WASHINGTON, (Reuters) - The U.S. economy created the fewest jobs in six months in March as the boost from mild temperatures faded, but a pickup in wage gains pointed to a tightening labor market, which should allow the Federal Reserve to raise interest rates further this year.
Nonfarm payrolls increased by 103,000 last month as construction and retail sectors shed jobs, the Labor Department said on Friday. That was the smallest amount since September and followed a 326,000 surge in February.
Temperatures returned to normal in March, with some snowstorms. Job growth is also moderating as the labor market hits full employment. There has been an increase in reports of employers, especially in the construction and manufacturing sectors, struggling to find qualified workers.

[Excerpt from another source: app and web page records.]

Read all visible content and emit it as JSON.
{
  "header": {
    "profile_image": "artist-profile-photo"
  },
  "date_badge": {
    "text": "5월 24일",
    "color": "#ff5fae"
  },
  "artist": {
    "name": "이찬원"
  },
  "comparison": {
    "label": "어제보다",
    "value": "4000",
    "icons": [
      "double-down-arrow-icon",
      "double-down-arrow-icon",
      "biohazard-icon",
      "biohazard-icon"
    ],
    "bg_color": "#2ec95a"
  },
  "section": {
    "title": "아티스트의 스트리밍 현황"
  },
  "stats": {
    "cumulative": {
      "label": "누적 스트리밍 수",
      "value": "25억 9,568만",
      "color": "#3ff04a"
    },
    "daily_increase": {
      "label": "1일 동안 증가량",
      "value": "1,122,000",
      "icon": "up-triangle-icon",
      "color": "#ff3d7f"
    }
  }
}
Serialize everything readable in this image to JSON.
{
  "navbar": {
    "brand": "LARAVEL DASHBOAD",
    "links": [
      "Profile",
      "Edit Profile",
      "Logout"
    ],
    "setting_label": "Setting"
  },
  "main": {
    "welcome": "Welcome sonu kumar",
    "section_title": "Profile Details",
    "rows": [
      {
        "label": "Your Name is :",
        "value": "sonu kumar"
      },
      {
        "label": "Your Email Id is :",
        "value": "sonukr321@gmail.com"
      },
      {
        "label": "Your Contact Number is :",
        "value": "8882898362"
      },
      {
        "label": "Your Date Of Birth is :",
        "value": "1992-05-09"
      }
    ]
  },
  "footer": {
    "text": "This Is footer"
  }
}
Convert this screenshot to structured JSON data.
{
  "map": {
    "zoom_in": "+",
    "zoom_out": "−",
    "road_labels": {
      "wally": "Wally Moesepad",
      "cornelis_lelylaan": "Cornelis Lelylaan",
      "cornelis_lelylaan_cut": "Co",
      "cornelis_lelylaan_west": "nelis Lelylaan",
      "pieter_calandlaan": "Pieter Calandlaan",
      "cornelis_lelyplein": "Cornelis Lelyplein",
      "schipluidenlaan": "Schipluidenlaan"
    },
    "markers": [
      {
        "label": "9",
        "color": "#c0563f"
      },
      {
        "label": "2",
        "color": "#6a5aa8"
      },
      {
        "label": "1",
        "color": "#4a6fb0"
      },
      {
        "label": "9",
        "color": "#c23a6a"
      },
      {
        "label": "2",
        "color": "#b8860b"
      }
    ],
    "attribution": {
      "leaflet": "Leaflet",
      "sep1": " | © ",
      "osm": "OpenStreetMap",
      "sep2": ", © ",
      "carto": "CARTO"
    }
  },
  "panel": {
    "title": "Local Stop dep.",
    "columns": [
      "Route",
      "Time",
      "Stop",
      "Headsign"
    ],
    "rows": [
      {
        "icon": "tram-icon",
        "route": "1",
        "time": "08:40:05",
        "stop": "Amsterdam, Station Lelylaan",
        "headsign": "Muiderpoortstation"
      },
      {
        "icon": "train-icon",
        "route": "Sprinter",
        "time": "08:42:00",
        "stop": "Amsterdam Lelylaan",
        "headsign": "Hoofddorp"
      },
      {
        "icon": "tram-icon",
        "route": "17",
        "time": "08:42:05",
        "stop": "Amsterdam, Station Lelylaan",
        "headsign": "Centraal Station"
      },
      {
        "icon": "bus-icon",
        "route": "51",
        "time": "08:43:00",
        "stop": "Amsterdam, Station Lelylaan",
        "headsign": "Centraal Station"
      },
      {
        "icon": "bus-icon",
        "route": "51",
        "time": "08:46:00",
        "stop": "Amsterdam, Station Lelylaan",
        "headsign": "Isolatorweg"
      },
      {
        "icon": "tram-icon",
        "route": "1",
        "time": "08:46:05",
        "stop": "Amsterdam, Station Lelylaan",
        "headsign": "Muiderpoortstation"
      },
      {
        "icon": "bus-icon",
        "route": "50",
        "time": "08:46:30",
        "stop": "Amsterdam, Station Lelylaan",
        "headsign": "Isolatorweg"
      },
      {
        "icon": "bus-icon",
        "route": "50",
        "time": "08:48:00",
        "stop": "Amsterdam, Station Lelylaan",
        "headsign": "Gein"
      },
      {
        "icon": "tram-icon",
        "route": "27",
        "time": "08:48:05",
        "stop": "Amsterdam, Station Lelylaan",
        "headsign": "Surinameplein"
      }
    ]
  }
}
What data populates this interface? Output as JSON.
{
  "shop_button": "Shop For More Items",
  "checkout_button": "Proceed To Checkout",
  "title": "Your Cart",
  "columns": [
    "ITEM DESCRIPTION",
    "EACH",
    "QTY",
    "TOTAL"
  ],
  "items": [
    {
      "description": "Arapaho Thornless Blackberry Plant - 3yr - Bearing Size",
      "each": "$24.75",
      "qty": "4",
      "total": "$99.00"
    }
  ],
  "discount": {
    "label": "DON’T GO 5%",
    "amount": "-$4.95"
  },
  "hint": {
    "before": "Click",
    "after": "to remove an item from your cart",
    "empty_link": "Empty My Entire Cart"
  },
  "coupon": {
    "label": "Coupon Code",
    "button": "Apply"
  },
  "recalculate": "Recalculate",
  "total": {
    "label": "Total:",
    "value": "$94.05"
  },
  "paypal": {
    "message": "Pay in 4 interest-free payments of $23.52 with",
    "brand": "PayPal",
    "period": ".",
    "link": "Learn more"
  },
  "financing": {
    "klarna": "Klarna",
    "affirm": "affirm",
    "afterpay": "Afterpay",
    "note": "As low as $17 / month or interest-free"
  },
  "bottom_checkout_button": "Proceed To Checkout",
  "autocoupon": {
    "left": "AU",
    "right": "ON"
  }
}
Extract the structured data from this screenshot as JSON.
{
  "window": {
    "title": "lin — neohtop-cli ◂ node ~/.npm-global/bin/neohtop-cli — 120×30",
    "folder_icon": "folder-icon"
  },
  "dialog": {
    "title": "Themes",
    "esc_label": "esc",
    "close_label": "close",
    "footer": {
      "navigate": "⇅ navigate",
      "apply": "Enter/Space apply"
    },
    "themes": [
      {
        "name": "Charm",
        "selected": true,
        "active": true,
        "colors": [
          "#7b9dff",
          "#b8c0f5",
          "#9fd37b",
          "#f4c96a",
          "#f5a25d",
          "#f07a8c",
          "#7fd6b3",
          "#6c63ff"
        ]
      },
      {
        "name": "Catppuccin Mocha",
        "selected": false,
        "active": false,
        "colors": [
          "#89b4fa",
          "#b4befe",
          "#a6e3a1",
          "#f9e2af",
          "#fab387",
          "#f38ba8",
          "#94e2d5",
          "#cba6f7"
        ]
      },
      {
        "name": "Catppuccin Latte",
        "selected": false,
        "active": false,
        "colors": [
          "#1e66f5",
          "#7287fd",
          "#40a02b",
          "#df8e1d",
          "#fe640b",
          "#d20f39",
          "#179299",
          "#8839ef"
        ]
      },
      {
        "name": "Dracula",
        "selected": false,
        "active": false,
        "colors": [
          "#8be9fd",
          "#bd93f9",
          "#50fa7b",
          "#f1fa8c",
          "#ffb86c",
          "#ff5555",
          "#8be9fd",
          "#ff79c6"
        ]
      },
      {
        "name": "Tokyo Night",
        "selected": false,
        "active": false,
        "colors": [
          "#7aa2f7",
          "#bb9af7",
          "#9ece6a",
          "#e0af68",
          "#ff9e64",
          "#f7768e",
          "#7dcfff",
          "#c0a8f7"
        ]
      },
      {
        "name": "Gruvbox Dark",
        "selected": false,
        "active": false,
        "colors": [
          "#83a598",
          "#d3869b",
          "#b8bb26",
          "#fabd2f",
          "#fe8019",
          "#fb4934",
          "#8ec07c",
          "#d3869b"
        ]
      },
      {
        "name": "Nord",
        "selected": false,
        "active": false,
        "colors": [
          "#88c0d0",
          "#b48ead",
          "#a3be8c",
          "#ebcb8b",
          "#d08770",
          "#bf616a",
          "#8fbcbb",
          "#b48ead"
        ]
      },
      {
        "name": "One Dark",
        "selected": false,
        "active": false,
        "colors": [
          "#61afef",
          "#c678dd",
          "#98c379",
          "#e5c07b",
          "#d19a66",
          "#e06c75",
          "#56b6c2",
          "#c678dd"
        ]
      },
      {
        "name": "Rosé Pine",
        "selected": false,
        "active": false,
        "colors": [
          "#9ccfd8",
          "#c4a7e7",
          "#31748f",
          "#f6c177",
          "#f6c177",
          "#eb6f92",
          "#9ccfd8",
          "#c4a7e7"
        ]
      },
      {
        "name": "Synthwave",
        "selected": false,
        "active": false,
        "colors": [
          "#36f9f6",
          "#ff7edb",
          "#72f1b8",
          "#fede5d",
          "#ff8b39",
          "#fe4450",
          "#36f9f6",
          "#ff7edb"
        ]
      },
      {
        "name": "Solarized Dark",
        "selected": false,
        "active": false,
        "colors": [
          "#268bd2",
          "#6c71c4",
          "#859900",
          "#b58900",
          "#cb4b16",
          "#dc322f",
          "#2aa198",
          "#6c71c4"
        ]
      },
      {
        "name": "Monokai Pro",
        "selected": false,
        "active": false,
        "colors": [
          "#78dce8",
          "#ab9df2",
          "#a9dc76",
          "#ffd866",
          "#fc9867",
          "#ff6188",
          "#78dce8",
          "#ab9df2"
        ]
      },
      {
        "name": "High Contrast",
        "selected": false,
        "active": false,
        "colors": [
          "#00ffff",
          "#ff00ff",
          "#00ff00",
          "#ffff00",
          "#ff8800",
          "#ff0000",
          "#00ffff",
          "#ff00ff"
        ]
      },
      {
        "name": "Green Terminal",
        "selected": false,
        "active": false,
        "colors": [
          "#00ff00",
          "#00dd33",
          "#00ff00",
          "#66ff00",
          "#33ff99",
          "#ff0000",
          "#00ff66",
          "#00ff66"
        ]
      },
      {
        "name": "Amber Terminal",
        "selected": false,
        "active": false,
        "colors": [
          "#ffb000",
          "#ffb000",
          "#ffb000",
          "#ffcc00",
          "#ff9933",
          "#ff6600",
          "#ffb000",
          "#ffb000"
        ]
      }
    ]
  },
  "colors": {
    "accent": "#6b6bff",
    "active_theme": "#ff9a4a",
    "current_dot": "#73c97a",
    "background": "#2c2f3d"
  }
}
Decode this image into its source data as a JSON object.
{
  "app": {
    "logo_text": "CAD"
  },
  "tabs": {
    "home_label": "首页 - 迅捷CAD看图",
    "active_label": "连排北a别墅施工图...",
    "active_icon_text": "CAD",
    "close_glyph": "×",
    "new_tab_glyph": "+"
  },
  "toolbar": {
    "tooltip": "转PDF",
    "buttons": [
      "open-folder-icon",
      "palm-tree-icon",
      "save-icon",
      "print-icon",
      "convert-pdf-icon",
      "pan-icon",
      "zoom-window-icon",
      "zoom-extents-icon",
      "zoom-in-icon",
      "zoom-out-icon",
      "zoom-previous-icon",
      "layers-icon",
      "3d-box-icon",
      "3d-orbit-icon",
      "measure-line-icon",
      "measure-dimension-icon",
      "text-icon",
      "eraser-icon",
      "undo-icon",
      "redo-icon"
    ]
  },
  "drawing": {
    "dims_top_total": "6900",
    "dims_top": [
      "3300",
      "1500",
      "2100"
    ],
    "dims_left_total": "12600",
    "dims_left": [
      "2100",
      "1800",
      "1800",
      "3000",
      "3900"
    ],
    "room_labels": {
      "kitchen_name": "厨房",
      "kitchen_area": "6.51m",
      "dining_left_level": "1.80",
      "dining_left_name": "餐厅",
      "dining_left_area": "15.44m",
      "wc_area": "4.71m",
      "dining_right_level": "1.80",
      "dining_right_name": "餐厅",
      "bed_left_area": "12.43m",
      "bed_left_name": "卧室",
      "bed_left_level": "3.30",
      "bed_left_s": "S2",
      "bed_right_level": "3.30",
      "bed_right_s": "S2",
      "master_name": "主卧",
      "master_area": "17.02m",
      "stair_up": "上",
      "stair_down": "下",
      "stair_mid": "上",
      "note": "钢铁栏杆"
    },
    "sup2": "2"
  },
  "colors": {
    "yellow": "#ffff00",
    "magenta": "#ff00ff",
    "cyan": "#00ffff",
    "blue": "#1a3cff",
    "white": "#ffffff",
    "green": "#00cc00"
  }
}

March’s job growth was below the 202,000 average of the past three months and close to the roughly 100,000 jobs per month needed to keep up with growth in the working-age population.
The unemployment rate held steady at 4.1 percent for a sixth straight month, even as people left the labor force.
Economists polled by Reuters had forecast the economy adding 193,000 jobs last month and the unemployment rate dropping to 4.0 percent.
With labor market slack diminishing, wage growth picked up a bit in March. Average hourly earnings rose eight cents or 0.3 percent last month after edging up 0.1 percent in February. The gain lifted the annual increase in average hourly earnings to 2.7 percent from 2.6 percent in February.
Economists say annual wage growth of at least 3 percent is needed to lift inflation toward the Fed’s 2 percent target. There is hope that wage growth will accelerate in the